In the morning after the performance, Ruben (Riz Ahmed) wakes and makes breakfast in his RV, producing another concert of noises we instantly are familiar with: the whir of a blender, the drip of a coffee maker, the scratchy start of an old LP Ruben puts on his record player. He gently wakes lead singer/lover Lou (Olivia Cooke) and revels in all that is familiar in their morning routine. But then Ruben realizes that he cannot hear her speak. It’s a shock to his system. Ours, too as director Darius Marder removes such sounds making us feel just as deaf.
Ruben discovers he only has 28% of his hearing left and realizes his music days are over for the time being. He is hoping for a miracle, an expensive surgery that will instantly restore his hearing, but Lou is more practical. She knows that music career or not, her lover will have to learn to deal in the world of the deaf, so she convinces him to journey to a deaf school and community in the Midwest to start learning how to cope.
The film then becomes one about a disability, of course, but in most ways, it avoids the cliches of such a genre. Yes, Ruben is stubborn and hostile, and there’s a big scene where he trashes his RV (Surprise, surprise!), but mostly, the clever story avoids the tried and true. In fact, the script by Marder and Abraham Marder (also the film’s composer), from a story by Derek Cianfrance, continually zigs when most other such films would have zagged.
For starters, Lou is not a selfish harpy obsessed with her career. Instead, she’s a centered young woman who wants what is best for Ruben. (Few actresses can play earnest as well as Cooke can.) Additionally, Joe, the leader of the deaf community who takes Ruben under his wing, isn’t a typical hardass-type practicing “tough love.” He’s a sensitive sage with the patience of Job, and Paul Raci makes the most of a great part. And when Ruben is amongst the deaf community, Marder resists having most of the conversations both signed and simultaneously spoken. He keeps us out of sorts throughout, never letting us get too comfortable.

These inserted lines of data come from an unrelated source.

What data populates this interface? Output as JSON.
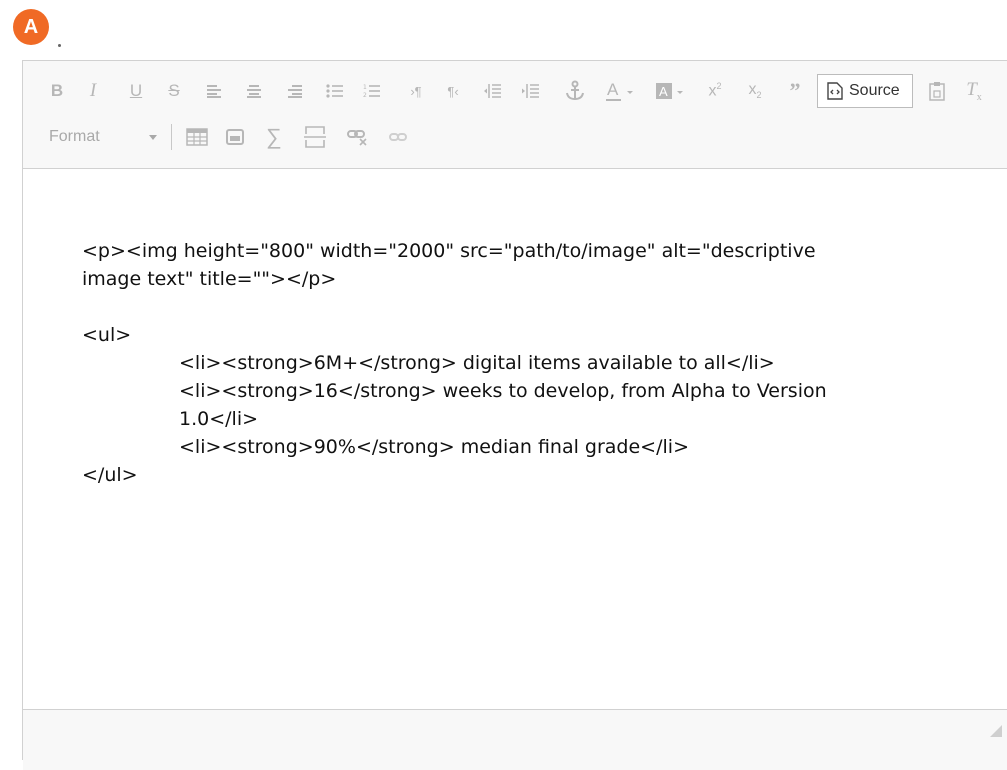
{
  "avatar": {
    "letter": "A",
    "color": "#f06a25"
  },
  "toolbar": {
    "row1": [
      {
        "name": "bold-button",
        "icon": "bold-icon",
        "glyph": "B"
      },
      {
        "name": "italic-button",
        "icon": "italic-icon",
        "glyph": "I"
      },
      {
        "name": "underline-button",
        "icon": "underline-icon",
        "glyph": "U"
      },
      {
        "name": "strikethrough-button",
        "icon": "strikethrough-icon",
        "glyph": "S"
      },
      {
        "name": "align-left-button",
        "icon": "align-left-icon"
      },
      {
        "name": "align-center-button",
        "icon": "align-center-icon"
      },
      {
        "name": "align-right-button",
        "icon": "align-right-icon"
      },
      {
        "name": "bulleted-list-button",
        "icon": "bulleted-list-icon"
      },
      {
        "name": "numbered-list-button",
        "icon": "numbered-list-icon"
      },
      {
        "name": "ltr-button",
        "icon": "ltr-paragraph-icon"
      },
      {
        "name": "rtl-button",
        "icon": "rtl-paragraph-icon"
      },
      {
        "name": "outdent-button",
        "icon": "outdent-icon"
      },
      {
        "name": "indent-button",
        "icon": "indent-icon"
      },
      {
        "name": "anchor-button",
        "icon": "anchor-icon"
      },
      {
        "name": "text-color-button",
        "icon": "text-color-icon"
      },
      {
        "name": "background-color-button",
        "icon": "background-color-icon"
      },
      {
        "name": "superscript-button",
        "icon": "superscript-icon"
      },
      {
        "name": "subscript-button",
        "icon": "subscript-icon"
      },
      {
        "name": "blockquote-button",
        "icon": "blockquote-icon"
      }
    ],
    "source_label": "Source",
    "format_label": "Format"
  },
  "source_lines": {
    "p_line1": "<p><img height=\"800\" width=\"2000\" src=\"path/to/image\" alt=\"descriptive",
    "p_line2": "image text\" title=\"\"></p>",
    "ul_open": "<ul>",
    "li1": "<li><strong>6M+</strong> digital items available to all</li>",
    "li2a": "<li><strong>16</strong> weeks to develop, from Alpha to Version",
    "li2b": "1.0</li>",
    "li3": "<li><strong>90%</strong> median final grade</li>",
    "ul_close": "</ul>"
  },
  "colors": {
    "accent": "#f06a25",
    "toolbar_bg": "#f8f8f8",
    "border": "#d1d1d1",
    "icon_gray": "#b7b7b7"
  }
}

The filmmaker cleverly does that with the soundtrack too. Sometimes we hear things just fine, amplifying the objective POV of the story. Other times, we’re stuck in stillness, the quiet as disorienting to us as it is to Ruben. The film ultimately becomes less about climbing back onto the horse, in this case, his musical career, and more about learning to ride a different animal altogether. Even when he teaches his classmates some basics about drumming, it has less to do with artistic expression and more to do with understanding how rhythm works.
Despite such sobering subject material, Marder infuses moments throughout with keen wit. Ruben’s RV has a metal exterior, of course. When he draws a nude tattoo design for a fellow student, they banter about the limitations of a woman who shaves all her pubic hair. And when Ruben treks to Europe in the third act, director Marder dials up the cranky street noises, such as blaring cop car sirens, forcing us to wince at the abruption. The director has immersed us so fully into Ruben’s world; he’s got us recoiling from noises we’d barely give a second thought to before.

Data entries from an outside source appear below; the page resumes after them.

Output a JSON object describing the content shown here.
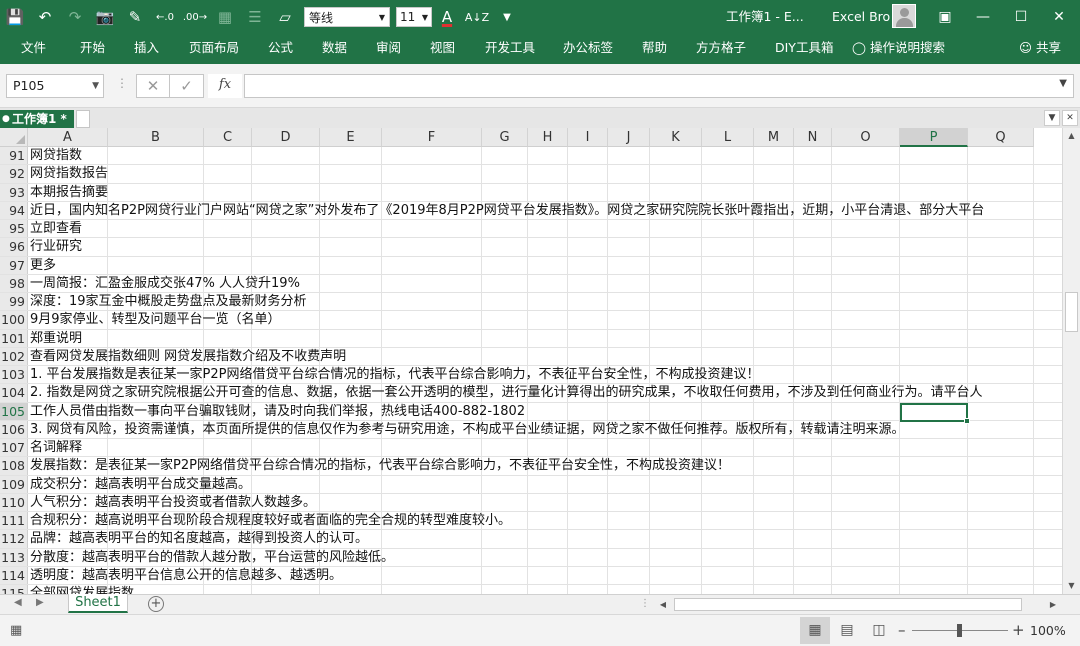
{
  "app": {
    "title": "工作簿1 - E...",
    "user": "Excel Bro",
    "font_name": "等线",
    "font_size": "11"
  },
  "ribbon_tabs": [
    "文件",
    "开始",
    "插入",
    "页面布局",
    "公式",
    "数据",
    "审阅",
    "视图",
    "开发工具",
    "办公标签",
    "帮助",
    "方方格子",
    "DIY工具箱",
    "操作说明搜索"
  ],
  "share_label": "共享",
  "formula_bar": {
    "name_box": "P105",
    "fx": "fx",
    "value": ""
  },
  "workbook_tab": "工作簿1 *",
  "columns": [
    "A",
    "B",
    "C",
    "D",
    "E",
    "F",
    "G",
    "H",
    "I",
    "J",
    "K",
    "L",
    "M",
    "N",
    "O",
    "P",
    "Q"
  ],
  "active_column": "P",
  "active_row": "105",
  "rows": [
    {
      "num": "91",
      "text": "网贷指数"
    },
    {
      "num": "92",
      "text": "网贷指数报告"
    },
    {
      "num": "93",
      "text": "本期报告摘要"
    },
    {
      "num": "94",
      "text": "近日，国内知名P2P网贷行业门户网站“网贷之家”对外发布了《2019年8月P2P网贷平台发展指数》。网贷之家研究院院长张叶霞指出，近期，小平台清退、部分大平台"
    },
    {
      "num": "95",
      "text": "立即查看"
    },
    {
      "num": "96",
      "text": "行业研究"
    },
    {
      "num": "97",
      "text": "更多"
    },
    {
      "num": "98",
      "text": "一周简报：汇盈金服成交张47% 人人贷升19%"
    },
    {
      "num": "99",
      "text": "深度：19家互金中概股走势盘点及最新财务分析"
    },
    {
      "num": "100",
      "text": "9月9家停业、转型及问题平台一览（名单）"
    },
    {
      "num": "101",
      "text": "郑重说明"
    },
    {
      "num": "102",
      "text": "查看网贷发展指数细则 网贷发展指数介绍及不收费声明"
    },
    {
      "num": "103",
      "text": "1. 平台发展指数是表征某一家P2P网络借贷平台综合情况的指标，代表平台综合影响力，不表征平台安全性，不构成投资建议！"
    },
    {
      "num": "104",
      "text": "2. 指数是网贷之家研究院根据公开可查的信息、数据，依据一套公开透明的模型，进行量化计算得出的研究成果，不收取任何费用，不涉及到任何商业行为。请平台人"
    },
    {
      "num": "105",
      "text": "工作人员借由指数一事向平台骗取钱财，请及时向我们举报，热线电话400-882-1802"
    },
    {
      "num": "106",
      "text": "3. 网贷有风险，投资需谨慎，本页面所提供的信息仅作为参考与研究用途，不构成平台业绩证据，网贷之家不做任何推荐。版权所有，转载请注明来源。"
    },
    {
      "num": "107",
      "text": "名词解释"
    },
    {
      "num": "108",
      "text": "发展指数：是表征某一家P2P网络借贷平台综合情况的指标，代表平台综合影响力，不表征平台安全性，不构成投资建议！"
    },
    {
      "num": "109",
      "text": "成交积分：越高表明平台成交量越高。"
    },
    {
      "num": "110",
      "text": "人气积分：越高表明平台投资或者借款人数越多。"
    },
    {
      "num": "111",
      "text": "合规积分：越高说明平台现阶段合规程度较好或者面临的完全合规的转型难度较小。"
    },
    {
      "num": "112",
      "text": "品牌：越高表明平台的知名度越高，越得到投资人的认可。"
    },
    {
      "num": "113",
      "text": "分散度：越高表明平台的借款人越分散，平台运营的风险越低。"
    },
    {
      "num": "114",
      "text": "透明度：越高表明平台信息公开的信息越多、越透明。"
    },
    {
      "num": "115",
      "text": "全部网贷发展指数"
    }
  ],
  "sheet_tab": "Sheet1",
  "status": {
    "zoom": "100%"
  }
}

Throughout, SOUND OF METAL manages to move without becoming treacly. Nuanced parts are played well by a host of good actors, including acclaimed Frenchman Mathieu Amalric and deaf actress Lauren Ridloff, recently Tony-nominated for her Broadway role in the CHILDREN OF A LESSER GOD revival. Ahmed especially amazes, running the gamut from panic to pleasure in his part, yet never begging us to pity Ruben. It’s accomplished work, right up there with his Emmy-winning turn on HBO’s THE NIGHT OF.

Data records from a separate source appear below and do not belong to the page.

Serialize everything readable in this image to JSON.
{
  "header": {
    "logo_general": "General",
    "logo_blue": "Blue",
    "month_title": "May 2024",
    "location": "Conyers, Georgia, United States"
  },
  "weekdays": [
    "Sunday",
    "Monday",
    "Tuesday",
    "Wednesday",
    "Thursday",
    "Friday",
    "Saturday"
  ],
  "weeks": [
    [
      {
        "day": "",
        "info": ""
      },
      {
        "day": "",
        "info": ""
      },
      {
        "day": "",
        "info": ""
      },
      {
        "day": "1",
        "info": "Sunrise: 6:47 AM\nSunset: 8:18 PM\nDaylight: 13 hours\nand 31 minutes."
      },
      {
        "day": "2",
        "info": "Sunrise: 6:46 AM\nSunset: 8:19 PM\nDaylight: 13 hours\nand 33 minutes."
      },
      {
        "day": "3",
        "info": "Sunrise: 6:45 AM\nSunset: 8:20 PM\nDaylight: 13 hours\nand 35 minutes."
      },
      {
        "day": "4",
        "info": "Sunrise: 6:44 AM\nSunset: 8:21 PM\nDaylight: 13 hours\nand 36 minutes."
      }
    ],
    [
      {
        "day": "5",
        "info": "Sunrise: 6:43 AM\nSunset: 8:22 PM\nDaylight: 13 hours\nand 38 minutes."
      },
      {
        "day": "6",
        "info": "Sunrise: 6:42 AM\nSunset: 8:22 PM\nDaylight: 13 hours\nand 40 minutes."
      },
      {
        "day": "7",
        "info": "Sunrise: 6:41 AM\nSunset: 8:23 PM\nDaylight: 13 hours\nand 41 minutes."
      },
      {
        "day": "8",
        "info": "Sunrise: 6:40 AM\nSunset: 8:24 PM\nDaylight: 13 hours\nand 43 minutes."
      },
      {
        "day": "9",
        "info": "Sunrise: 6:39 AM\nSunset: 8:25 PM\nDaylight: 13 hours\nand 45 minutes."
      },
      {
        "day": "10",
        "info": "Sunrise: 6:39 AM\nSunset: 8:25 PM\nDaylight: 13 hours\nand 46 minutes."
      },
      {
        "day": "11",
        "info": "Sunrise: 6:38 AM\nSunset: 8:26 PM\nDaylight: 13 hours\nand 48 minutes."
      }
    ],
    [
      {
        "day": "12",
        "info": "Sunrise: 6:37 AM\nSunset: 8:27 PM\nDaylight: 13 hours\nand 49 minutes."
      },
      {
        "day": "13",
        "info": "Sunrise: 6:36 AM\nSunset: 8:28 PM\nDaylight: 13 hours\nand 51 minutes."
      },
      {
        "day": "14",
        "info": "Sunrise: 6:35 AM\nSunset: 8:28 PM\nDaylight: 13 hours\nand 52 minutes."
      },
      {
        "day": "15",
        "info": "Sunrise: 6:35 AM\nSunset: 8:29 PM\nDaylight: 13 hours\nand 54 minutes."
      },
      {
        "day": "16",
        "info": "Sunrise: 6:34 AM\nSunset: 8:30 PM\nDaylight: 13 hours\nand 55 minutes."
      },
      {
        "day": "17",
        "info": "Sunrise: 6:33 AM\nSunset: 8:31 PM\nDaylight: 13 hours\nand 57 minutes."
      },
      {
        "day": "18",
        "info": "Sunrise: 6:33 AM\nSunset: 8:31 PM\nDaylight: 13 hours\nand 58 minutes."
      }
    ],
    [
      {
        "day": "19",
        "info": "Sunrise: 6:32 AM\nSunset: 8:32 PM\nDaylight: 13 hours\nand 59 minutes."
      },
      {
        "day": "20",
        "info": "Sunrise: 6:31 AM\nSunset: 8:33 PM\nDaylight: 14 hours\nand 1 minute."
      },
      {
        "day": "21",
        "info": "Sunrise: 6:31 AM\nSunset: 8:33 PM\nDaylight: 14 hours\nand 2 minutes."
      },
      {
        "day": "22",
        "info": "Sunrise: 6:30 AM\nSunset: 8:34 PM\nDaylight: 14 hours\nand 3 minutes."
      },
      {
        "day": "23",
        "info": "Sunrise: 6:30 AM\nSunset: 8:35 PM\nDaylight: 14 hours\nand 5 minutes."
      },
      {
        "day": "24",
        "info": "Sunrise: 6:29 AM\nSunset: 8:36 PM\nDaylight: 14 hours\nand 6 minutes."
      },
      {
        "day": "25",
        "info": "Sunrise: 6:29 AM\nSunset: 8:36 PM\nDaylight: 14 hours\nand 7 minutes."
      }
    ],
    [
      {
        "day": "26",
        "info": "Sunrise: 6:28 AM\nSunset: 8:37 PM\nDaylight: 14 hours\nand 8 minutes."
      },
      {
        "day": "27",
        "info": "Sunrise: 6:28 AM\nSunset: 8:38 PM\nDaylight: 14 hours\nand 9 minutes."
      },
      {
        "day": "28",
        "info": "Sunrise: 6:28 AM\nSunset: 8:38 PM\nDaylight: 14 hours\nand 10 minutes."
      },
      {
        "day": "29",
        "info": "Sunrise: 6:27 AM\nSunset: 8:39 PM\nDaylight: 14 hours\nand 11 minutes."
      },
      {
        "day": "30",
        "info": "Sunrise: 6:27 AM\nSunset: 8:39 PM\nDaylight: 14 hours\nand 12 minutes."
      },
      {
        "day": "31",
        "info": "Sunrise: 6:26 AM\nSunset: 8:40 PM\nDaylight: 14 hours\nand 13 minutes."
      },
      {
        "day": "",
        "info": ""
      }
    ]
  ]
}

In a movie year when audiences have been thrown off-guard by not being able to visit theaters, SOUND OF METAL fits right in. Like the film’s main character, we, too, have been placed reluctantly in uncharted territory and have learned to make the most of it. And with worthy films like this one at our disposal, a smaller screen doesn’t seem like that much of an impediment at all.